I wasn't familiar with this author, but I saw he was going to make an appearance in a local bookstore and was curious what he was promoting, so I looked him up. When I saw that the book was set in my home town, Indianapolis, I was intrigued. It was available on Audible, I had a credit, and that's how it started.

I usually read straight mysteries, so this was a little different for me. I liked the narrator very much, so much so that I didn't speed up the playback.

Victor is a very interesting character: hardened by life, trying to stay detached, but not soulless. He tracks runaway slaves and can successfully infiltrate abolitionism groups because he is Black. He has freedom but is not free.

His current case has not been well defined for him and he's struggling. The more he figures out, the more he knows that the real case is not the one that he's investigating. What is the underlying story?

I wasn't as charmed by Martha. I wasn't sure who she really was.

The book is divided into three parts. Once I got into the third part, I couldn't put it down. I also rewound several times just to make sure I was keeping everything straight.

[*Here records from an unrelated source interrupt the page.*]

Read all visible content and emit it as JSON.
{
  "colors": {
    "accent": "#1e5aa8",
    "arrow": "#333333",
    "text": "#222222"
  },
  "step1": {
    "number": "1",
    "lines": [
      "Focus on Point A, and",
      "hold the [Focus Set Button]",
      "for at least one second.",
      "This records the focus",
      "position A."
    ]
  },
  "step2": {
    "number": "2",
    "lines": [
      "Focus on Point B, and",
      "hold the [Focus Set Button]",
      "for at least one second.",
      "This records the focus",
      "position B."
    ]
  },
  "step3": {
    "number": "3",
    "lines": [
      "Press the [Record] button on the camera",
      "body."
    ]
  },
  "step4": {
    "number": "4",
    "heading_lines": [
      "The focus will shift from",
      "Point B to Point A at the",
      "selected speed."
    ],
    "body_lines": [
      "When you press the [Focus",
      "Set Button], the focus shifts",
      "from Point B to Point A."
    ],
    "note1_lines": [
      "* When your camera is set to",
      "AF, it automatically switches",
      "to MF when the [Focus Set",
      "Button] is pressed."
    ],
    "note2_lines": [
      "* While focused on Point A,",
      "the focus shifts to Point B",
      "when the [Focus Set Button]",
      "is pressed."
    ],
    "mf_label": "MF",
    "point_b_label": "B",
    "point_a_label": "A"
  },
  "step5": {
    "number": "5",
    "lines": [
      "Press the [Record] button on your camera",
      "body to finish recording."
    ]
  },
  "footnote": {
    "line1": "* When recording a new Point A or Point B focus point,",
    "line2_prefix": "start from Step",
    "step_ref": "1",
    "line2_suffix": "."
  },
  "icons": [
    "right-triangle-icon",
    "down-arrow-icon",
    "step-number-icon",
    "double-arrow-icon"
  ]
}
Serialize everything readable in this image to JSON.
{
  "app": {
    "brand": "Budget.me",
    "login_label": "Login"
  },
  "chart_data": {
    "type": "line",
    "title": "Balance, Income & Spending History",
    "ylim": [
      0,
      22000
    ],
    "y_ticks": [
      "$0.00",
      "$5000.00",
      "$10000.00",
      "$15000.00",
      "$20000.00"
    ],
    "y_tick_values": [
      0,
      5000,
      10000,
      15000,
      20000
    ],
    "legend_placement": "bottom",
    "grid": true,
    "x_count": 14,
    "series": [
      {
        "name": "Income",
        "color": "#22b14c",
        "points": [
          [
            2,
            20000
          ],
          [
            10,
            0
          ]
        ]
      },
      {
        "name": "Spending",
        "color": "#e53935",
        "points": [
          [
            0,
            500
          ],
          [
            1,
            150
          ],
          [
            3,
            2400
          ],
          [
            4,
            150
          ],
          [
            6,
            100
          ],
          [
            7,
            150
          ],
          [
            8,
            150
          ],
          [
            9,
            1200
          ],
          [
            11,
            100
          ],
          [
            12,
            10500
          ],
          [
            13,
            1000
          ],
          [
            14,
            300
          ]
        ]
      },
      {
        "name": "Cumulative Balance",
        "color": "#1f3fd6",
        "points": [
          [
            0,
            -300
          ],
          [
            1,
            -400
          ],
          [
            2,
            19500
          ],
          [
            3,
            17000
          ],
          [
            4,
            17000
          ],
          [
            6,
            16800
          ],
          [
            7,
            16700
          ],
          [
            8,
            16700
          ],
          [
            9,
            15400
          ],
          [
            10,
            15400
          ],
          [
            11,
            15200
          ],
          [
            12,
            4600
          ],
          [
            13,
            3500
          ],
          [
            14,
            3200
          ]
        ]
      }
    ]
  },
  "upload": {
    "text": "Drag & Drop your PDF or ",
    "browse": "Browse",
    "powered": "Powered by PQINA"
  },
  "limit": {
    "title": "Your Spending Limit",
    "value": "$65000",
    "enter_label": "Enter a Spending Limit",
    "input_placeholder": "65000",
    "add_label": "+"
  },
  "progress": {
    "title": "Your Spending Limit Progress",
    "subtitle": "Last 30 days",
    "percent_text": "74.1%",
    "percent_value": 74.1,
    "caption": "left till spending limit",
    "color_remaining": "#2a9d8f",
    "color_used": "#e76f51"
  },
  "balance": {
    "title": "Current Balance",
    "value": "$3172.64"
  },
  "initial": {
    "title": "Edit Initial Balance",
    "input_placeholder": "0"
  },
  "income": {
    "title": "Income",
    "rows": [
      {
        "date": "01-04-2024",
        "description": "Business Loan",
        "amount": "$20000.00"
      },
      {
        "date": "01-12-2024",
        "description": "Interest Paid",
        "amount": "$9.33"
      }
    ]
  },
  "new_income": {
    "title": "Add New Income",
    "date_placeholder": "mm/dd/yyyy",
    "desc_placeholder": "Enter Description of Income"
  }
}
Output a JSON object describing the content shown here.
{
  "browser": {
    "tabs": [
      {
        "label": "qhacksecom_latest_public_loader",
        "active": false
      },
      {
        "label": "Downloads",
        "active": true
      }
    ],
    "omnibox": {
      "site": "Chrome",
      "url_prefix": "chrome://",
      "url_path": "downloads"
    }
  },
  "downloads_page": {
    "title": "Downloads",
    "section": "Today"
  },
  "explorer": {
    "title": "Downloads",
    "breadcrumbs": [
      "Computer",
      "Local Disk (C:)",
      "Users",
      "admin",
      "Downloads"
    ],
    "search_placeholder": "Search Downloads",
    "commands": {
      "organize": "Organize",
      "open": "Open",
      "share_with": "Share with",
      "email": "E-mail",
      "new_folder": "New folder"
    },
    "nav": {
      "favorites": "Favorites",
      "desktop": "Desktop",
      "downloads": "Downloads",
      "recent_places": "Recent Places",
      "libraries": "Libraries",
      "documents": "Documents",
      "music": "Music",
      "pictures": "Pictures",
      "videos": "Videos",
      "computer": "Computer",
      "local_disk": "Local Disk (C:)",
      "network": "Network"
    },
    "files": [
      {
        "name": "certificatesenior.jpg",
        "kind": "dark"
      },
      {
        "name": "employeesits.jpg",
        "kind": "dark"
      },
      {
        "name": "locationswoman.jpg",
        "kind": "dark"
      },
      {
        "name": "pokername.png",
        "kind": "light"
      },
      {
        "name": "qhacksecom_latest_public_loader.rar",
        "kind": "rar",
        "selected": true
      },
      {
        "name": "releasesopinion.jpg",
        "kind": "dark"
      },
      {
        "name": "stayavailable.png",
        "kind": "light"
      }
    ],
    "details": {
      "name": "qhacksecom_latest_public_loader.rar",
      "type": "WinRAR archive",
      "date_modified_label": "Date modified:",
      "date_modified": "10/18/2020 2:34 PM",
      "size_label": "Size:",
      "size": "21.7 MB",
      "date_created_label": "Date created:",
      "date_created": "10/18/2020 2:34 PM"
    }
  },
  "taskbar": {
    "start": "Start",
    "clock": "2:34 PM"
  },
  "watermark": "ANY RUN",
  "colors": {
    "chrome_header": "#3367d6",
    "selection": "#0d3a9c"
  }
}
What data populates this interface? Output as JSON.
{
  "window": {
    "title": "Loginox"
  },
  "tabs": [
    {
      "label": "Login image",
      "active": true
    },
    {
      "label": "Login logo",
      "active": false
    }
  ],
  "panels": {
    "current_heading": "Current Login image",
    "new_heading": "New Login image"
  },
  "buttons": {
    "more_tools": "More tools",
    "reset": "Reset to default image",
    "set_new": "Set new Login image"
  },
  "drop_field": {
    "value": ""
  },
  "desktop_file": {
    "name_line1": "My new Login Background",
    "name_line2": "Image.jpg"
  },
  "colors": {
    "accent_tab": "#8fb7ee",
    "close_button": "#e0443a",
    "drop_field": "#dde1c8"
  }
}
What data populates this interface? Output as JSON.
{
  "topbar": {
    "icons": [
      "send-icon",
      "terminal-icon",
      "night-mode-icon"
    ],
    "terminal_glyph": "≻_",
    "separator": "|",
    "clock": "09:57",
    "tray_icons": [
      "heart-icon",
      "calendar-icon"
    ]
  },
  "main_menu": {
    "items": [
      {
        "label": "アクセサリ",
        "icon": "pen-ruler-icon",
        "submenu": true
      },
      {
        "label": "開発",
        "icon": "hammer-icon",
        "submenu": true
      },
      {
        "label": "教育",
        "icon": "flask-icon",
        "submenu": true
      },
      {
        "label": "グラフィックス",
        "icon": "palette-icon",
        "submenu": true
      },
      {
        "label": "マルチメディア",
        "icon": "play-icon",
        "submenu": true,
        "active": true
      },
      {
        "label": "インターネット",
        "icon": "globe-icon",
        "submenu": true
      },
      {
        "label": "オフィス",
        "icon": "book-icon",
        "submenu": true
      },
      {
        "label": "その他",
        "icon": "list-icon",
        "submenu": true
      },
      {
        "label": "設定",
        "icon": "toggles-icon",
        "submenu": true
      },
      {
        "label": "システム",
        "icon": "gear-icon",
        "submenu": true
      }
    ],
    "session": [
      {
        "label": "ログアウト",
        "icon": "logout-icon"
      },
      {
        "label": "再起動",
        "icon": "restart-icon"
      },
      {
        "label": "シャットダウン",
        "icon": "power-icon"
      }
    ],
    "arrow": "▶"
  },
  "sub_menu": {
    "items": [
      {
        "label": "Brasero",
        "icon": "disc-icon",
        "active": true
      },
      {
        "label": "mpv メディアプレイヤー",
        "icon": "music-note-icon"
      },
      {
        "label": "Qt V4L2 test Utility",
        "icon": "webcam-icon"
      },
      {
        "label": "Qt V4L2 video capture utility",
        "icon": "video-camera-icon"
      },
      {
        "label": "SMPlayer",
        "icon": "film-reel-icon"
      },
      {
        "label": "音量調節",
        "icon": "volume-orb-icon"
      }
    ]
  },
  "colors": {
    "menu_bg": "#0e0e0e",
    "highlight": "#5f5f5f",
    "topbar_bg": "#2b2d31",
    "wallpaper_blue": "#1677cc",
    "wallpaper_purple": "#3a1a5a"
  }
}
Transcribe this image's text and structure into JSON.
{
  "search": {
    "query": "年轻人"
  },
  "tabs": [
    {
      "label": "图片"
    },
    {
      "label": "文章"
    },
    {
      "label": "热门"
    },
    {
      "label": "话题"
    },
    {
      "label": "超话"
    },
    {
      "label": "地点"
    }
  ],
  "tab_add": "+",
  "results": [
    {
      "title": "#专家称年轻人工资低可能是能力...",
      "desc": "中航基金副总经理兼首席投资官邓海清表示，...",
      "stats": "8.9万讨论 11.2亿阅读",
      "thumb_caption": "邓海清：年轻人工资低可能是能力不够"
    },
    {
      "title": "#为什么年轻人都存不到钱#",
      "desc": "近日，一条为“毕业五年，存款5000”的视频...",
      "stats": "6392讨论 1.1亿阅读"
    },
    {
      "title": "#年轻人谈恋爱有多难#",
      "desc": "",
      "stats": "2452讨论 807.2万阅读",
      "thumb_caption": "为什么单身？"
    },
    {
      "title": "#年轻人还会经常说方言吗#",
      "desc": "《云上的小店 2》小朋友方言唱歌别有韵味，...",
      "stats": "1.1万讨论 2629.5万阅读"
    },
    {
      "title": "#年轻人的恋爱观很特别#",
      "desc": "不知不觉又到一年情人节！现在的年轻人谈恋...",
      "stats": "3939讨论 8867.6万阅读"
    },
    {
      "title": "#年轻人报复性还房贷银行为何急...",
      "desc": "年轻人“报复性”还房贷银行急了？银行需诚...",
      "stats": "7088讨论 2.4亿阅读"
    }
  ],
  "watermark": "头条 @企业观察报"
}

This was a very interesting and thought-provoking read on what might have been. I like a book that makes me think. This is that book.

I would have liked to have given it 4.5 stars because there were a few continuity issues, but it was better than 4 stars so I rounded up.

5 of 6 people found this review helpful